Todd Gersten, MD, Hematology/Oncology, Palm Beach Cancer Institute, West Palm Beach, FL. Review provided by VeriMed Healthcare Network. Also reviewed by A.D.A.M. Health Solutions, Ebix, Inc., Editorial Team: David Zieve, MD, MHA, Stephanie Slon, and Nissi Wang.


©  UPMC | Affiliated with the University of Pittsburgh Schools of the Health Sciences
Supplemental content provided by A.D.A.M. Health Solutions. All rights reserved.

For help in finding a doctor or health service that suits your needs, call the UPMC Referral Service at 412-647-UPMC (8762) or 1-800-533-UPMC (8762). Select option 1.

UPMC is an equal opportunity employer. UPMC policy prohibits discrimination or harassment on the basis of race, color, religion, ancestry, national origin, age, sex, genetics, sexual orientation, marital status, familial status, disability, veteran status, or any other legally protected group status. Further, UPMC will continue to support and promote equal employment opportunity, human dignity, and racial, ethnic, and cultural diversity. This policy applies to admissions, employment, and access to and treatment in UPMC programs and activities. This commitment is made by UPMC in accordance with federal, state, and/or local laws and regulations.

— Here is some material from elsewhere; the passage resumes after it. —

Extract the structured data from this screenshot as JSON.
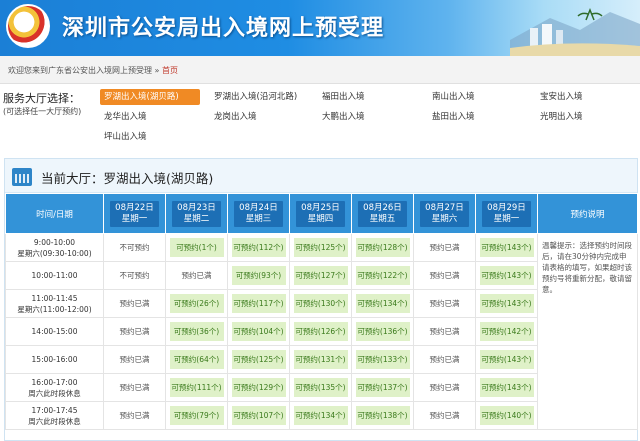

Medical information made available on UPMC.com is not intended to be used as a substitute for professional medical advice, diagnosis, or treatment. You should not rely entirely on this information for your health care needs. Ask your own doctor or health care provider any specific medical questions that you have. Further, UPMC.com is not a tool to be used in the case of an emergency. If an emergency arises, you should seek appropriate emergency medical services.

For UPMC Mercy Patients: As a Catholic hospital, UPMC Mercy abides by the Ethical and Religious Directives for Catholic Health Care Services, as determined by the United States Conference of Catholic Bishops. As such, UPMC Mercy neither endorses nor provides medical practices and/or procedures that contradict the moral teachings of the Roman Catholic Church.

© UPMC
Pittsburgh, PA, USA UPMC.com